++++ INPUT MATERIAL

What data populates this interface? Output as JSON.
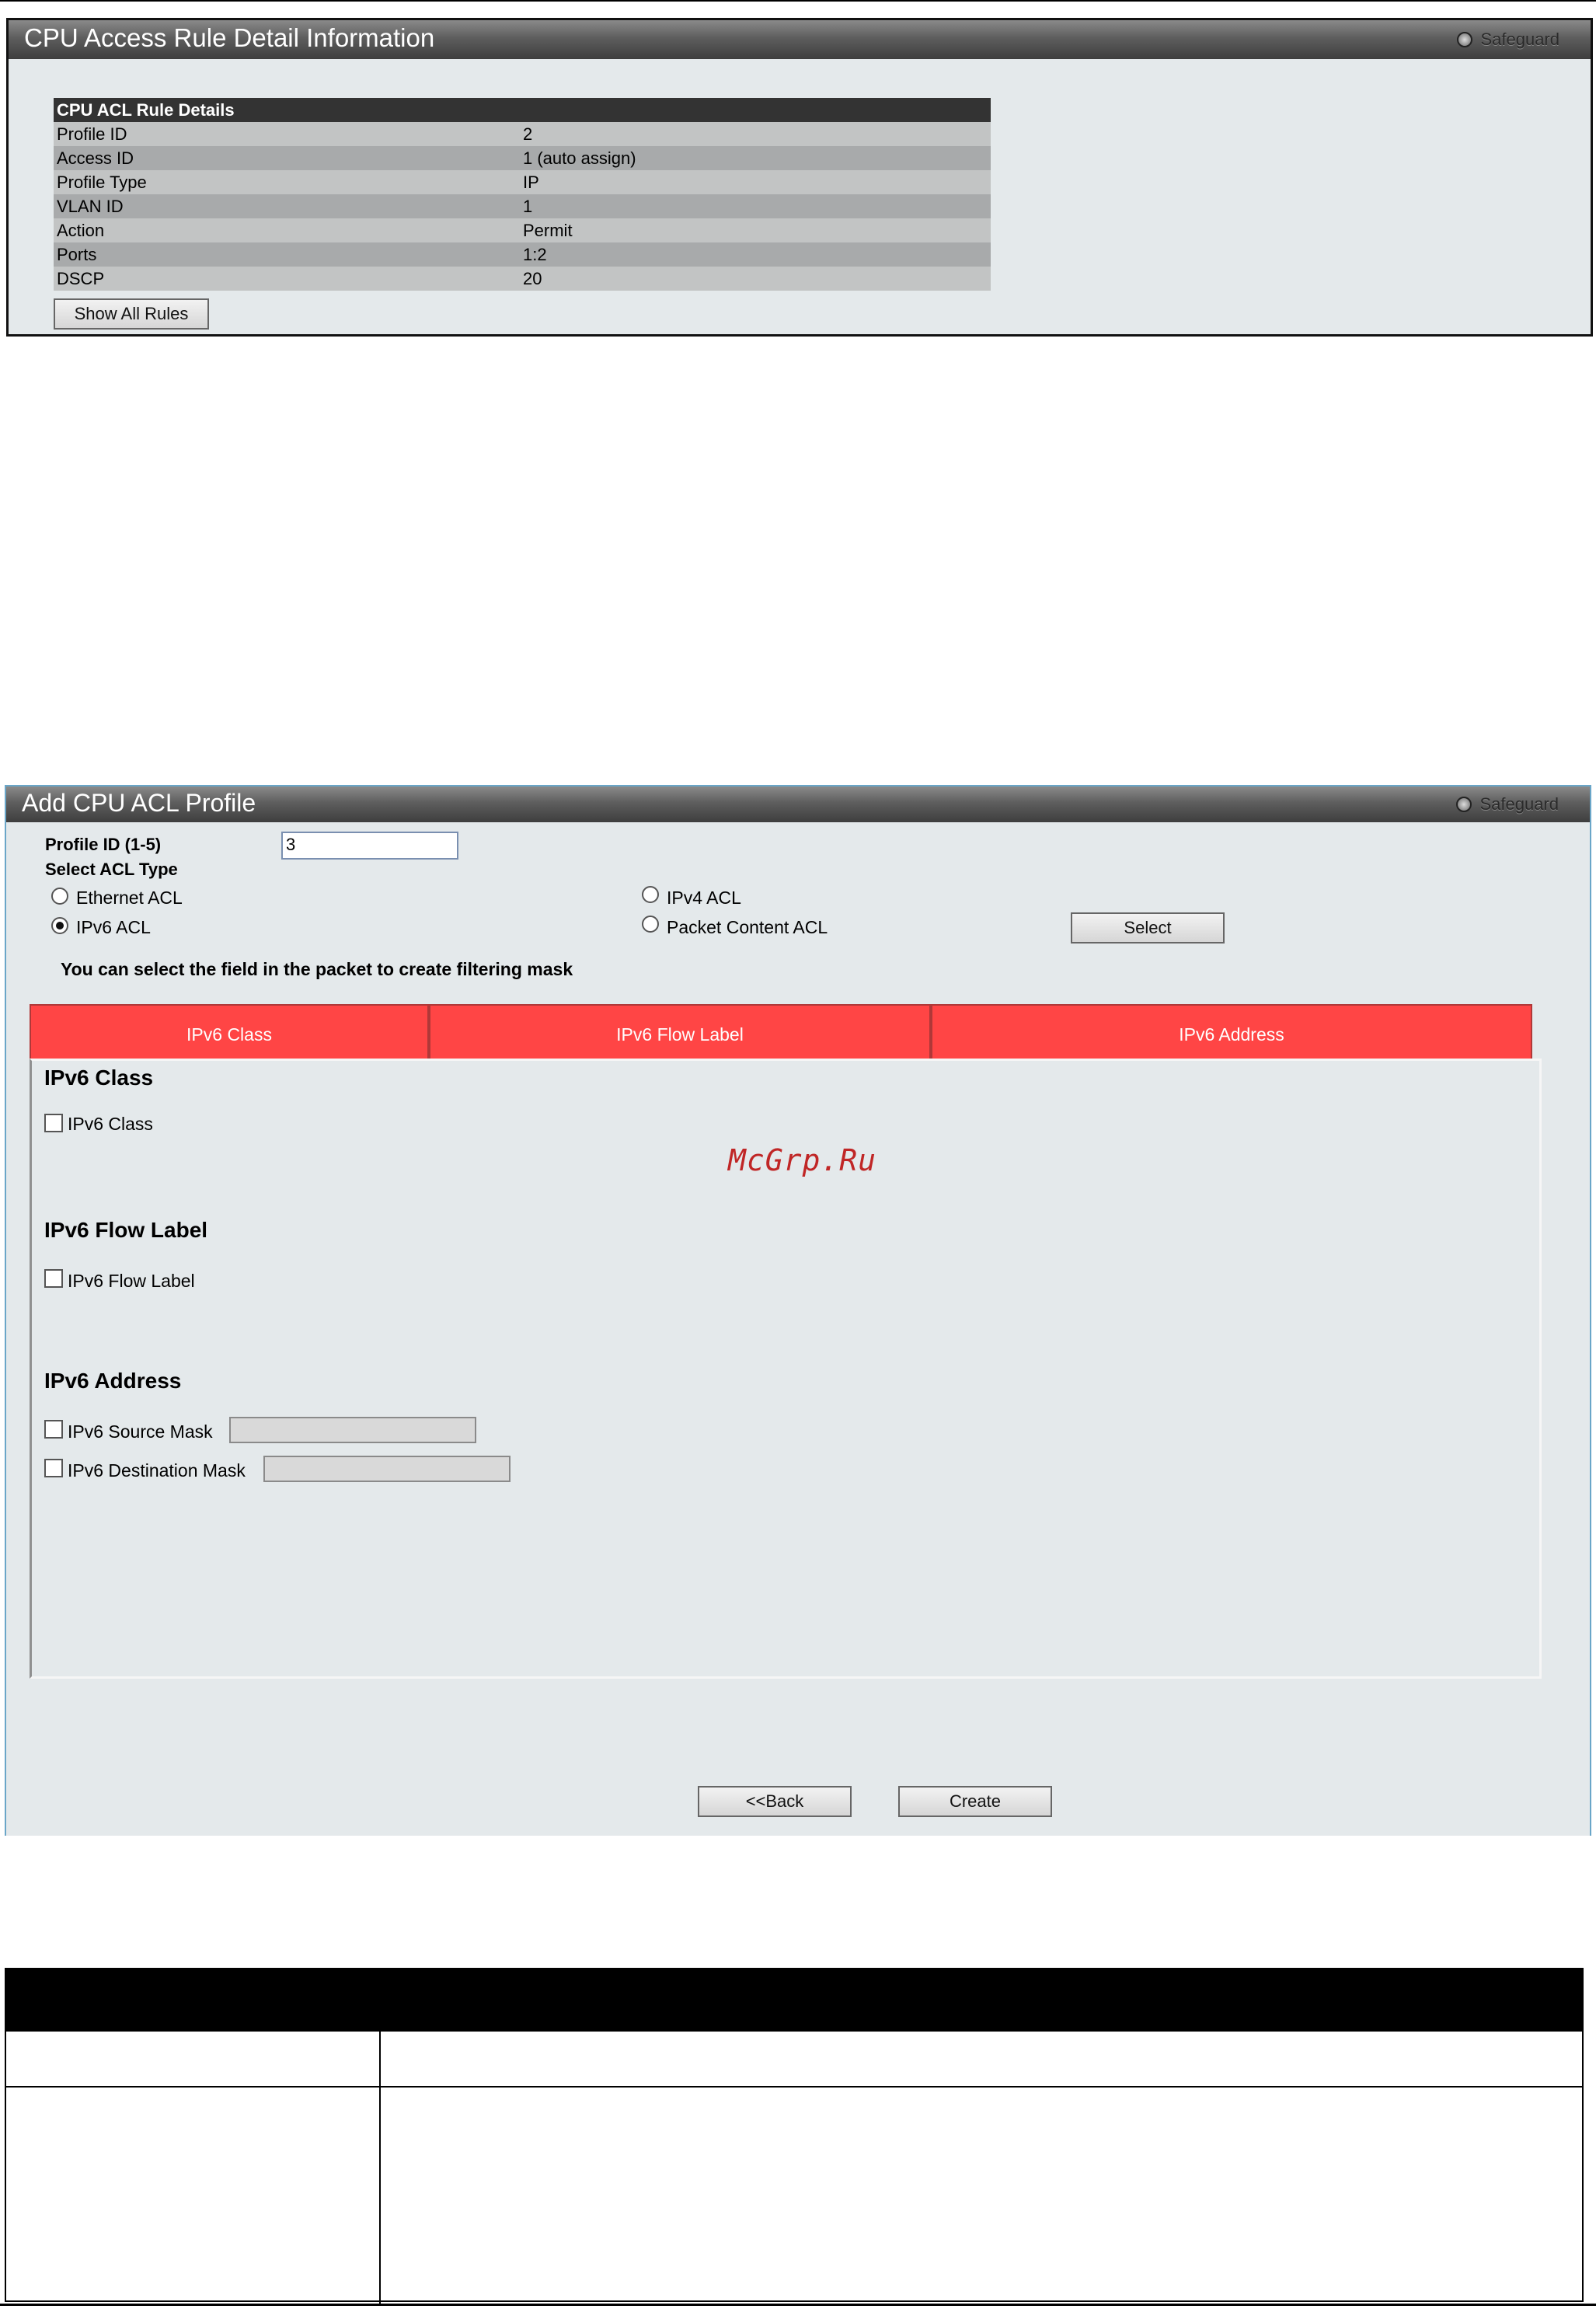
{
  "rule_detail": {
    "title": "CPU Access Rule Detail Information",
    "safeguard": "Safeguard",
    "table_header": "CPU ACL Rule Details",
    "rows": [
      {
        "label": "Profile ID",
        "value": "2"
      },
      {
        "label": "Access ID",
        "value": "1 (auto assign)"
      },
      {
        "label": "Profile Type",
        "value": "IP"
      },
      {
        "label": "VLAN ID",
        "value": "1"
      },
      {
        "label": "Action",
        "value": "Permit"
      },
      {
        "label": "Ports",
        "value": "1:2"
      },
      {
        "label": "DSCP",
        "value": "20"
      }
    ],
    "show_all_label": "Show All Rules"
  },
  "add_profile": {
    "title": "Add CPU ACL Profile",
    "safeguard": "Safeguard",
    "profile_id_label": "Profile ID (1-5)",
    "profile_id_value": "3",
    "select_type_label": "Select ACL Type",
    "acl_types": {
      "ethernet": "Ethernet ACL",
      "ipv4": "IPv4 ACL",
      "ipv6": "IPv6 ACL",
      "packet": "Packet Content ACL"
    },
    "selected_type": "IPv6 ACL",
    "select_button": "Select",
    "hint": "You can select the field in the packet to create filtering mask",
    "tabs": [
      "IPv6 Class",
      "IPv6 Flow Label",
      "IPv6 Address"
    ],
    "sections": {
      "class_heading": "IPv6 Class",
      "class_checkbox": "IPv6 Class",
      "flow_heading": "IPv6 Flow Label",
      "flow_checkbox": "IPv6 Flow Label",
      "address_heading": "IPv6 Address",
      "source_mask": "IPv6 Source Mask",
      "destination_mask": "IPv6 Destination Mask"
    },
    "back_button": "<<Back",
    "create_button": "Create"
  },
  "watermark": "McGrp.Ru",
  "colors": {
    "tab_red": "#ff4545",
    "panel_bg": "#e4e9eb",
    "header_dark": "#333333"
  }
}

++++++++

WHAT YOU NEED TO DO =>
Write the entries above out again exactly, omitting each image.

TASK OUTPUT =>
What data populates this interface? Output as JSON.
{
  "rule_detail": {
    "title": "CPU Access Rule Detail Information",
    "safeguard": "Safeguard",
    "table_header": "CPU ACL Rule Details",
    "rows": [
      {
        "label": "Profile ID",
        "value": "2"
      },
      {
        "label": "Access ID",
        "value": "1 (auto assign)"
      },
      {
        "label": "Profile Type",
        "value": "IP"
      },
      {
        "label": "VLAN ID",
        "value": "1"
      },
      {
        "label": "Action",
        "value": "Permit"
      },
      {
        "label": "Ports",
        "value": "1:2"
      },
      {
        "label": "DSCP",
        "value": "20"
      }
    ],
    "show_all_label": "Show All Rules"
  },
  "add_profile": {
    "title": "Add CPU ACL Profile",
    "safeguard": "Safeguard",
    "profile_id_label": "Profile ID (1-5)",
    "profile_id_value": "3",
    "select_type_label": "Select ACL Type",
    "acl_types": {
      "ethernet": "Ethernet ACL",
      "ipv4": "IPv4 ACL",
      "ipv6": "IPv6 ACL",
      "packet": "Packet Content ACL"
    },
    "selected_type": "IPv6 ACL",
    "select_button": "Select",
    "hint": "You can select the field in the packet to create filtering mask",
    "tabs": [
      "IPv6 Class",
      "IPv6 Flow Label",
      "IPv6 Address"
    ],
    "sections": {
      "class_heading": "IPv6 Class",
      "class_checkbox": "IPv6 Class",
      "flow_heading": "IPv6 Flow Label",
      "flow_checkbox": "IPv6 Flow Label",
      "address_heading": "IPv6 Address",
      "source_mask": "IPv6 Source Mask",
      "destination_mask": "IPv6 Destination Mask"
    },
    "back_button": "<<Back",
    "create_button": "Create"
  },
  "watermark": "McGrp.Ru",
  "colors": {
    "tab_red": "#ff4545",
    "panel_bg": "#e4e9eb",
    "header_dark": "#333333"
  }
}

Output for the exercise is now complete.